March brings with it one of the most wonderful and challenging weeks of the year to be a parent: Spring Break. It’s an opportunity – if a parent’s and child’s vacation time can be coordinated – to take a trip together or just some spent well-earned downtime as a family. But that can be a big if.
Spring Break, in certain circumstances, can create scheduling headaches and even conflicts between divorced parents. Anything that divorcing couples with children can do to ward off conflict in the decree is beneficial, but not even well-crafted decrees can anticipate everything that might come up.
In the Texas Family Code’s standard order provisions, Spring Break parenting time alternates from year to year. For parents opting for the standard possession order, this provision applies:
The possessory conservator shall have possession in even-numbered years, beginning at 6 p.m. on the day the child is dismissed from school for the school’s spring vacation and ending at 6 p.m. on the day before school resumes after that vacation, and the managing conservator shall have possession for the same period in odd-numbered years.
(For parents who elect the expanded possession order, their Spring Break starts at the time the child’s school is dismissed for those vacations.)
Many schools let students out for a full week for Thanksgiving. With the Texas Family Code stating that “the possessory conservator shall have possession of the child in odd-numbered years, beginning at 6 p.m. on the day the child is dismissed from school before Thanksgiving (or at the time the child’s school is dismissed for Thanksgiving in the expanded possession order) and ending at 6 p.m. on the following Sunday,” that means that each parent has a week-long school vacation to figure in to the schedule.
For a parent who doesn’t have the flexibility to be off work, accustomed to coordinating with a co-parent on child care coverage, planning and communication is essential – especially if the co-parent might have vacation plans over that particular Spring Break.
One thing to be mindful of, especially if you have children at different schools (for instance, one in private school and one in public school), that they might have different Spring Break schedules, and it will be incumbent on the parents to interpret their decree – unless they want to adopt the impractical solution of allotting parenting time according to each child’s individual Spring Break schedule.
One of the biggest disputes that can come up with parenting time is travel – especially if a child is travelling a long distance or for a significant period of time. If one parent is nervous about the other parent taking their child on a trip, it can manifest in conflict.
Obviously, you want to plan your travel to take place entirely within your allotted parenting time, but if you do want to schedule a flight outside of your parenting time window, you want to make sure you get a trade approved in writing before you book the flight. It’s also best to be upfront about why you want the trade; while the days and times in the decree might prove inconvenient with your travel plans, they are the legally-mandated fallback if you can’t arrive at a documented arrangement that falls outside of that.

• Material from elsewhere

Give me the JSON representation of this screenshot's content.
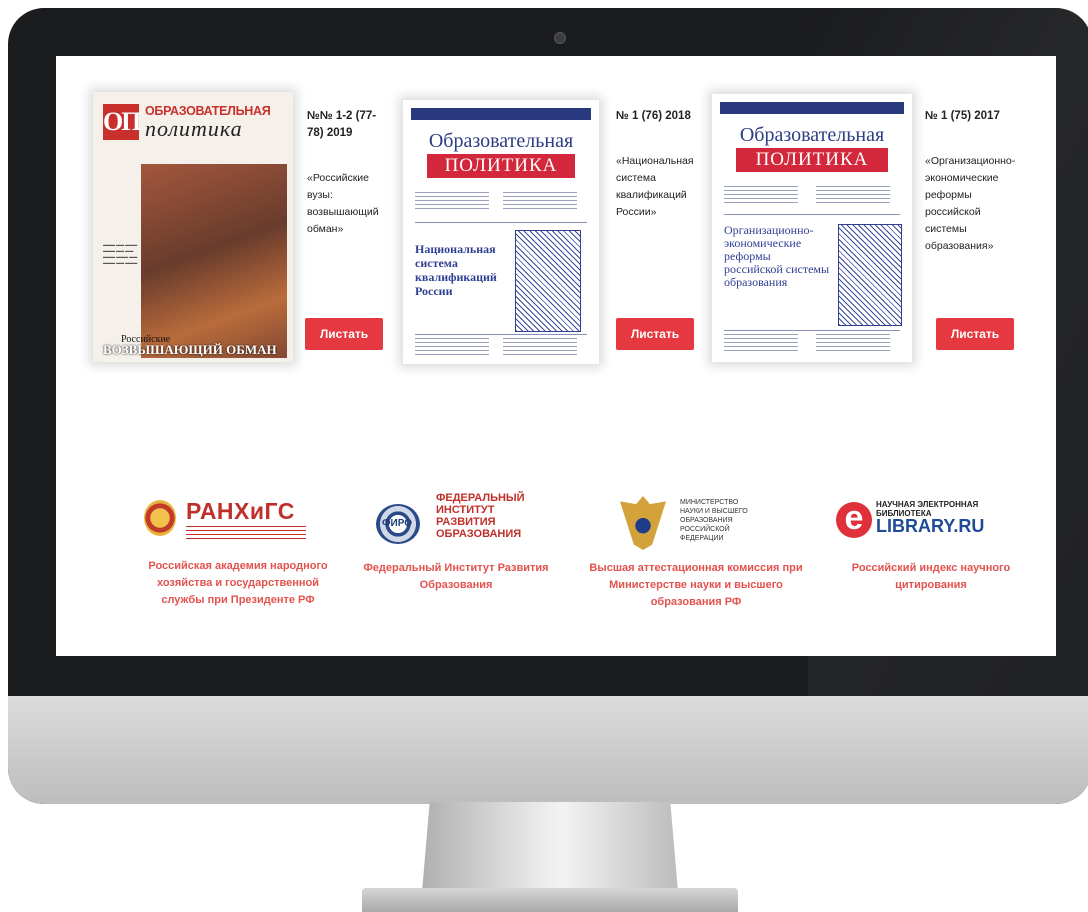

As with all matters pertaining to the divorce decree, it’s best to try to anticipate any potential conflicts that could occur down the road as you work with your attorney to prepare it, but know that it might have to be amended down the road to accommodate changing circumstances.
Also know that while the decree is there for when you and your ex disagree, all it takes to override it in a specific situation is for you and your ex to communicate and come to a written agreement (either on paper or in email) spelling it out. Though last-minute emergencies do come up, it’s also best to try to communicate on matters well before the last minute.
Finally, remember that Spring Break is the last extended vacation a child gets before summer arrives. It’s important to make that time special for children – but to also be thinking about summer parenting time schedules and how you’ll handle all the concerns that come with that.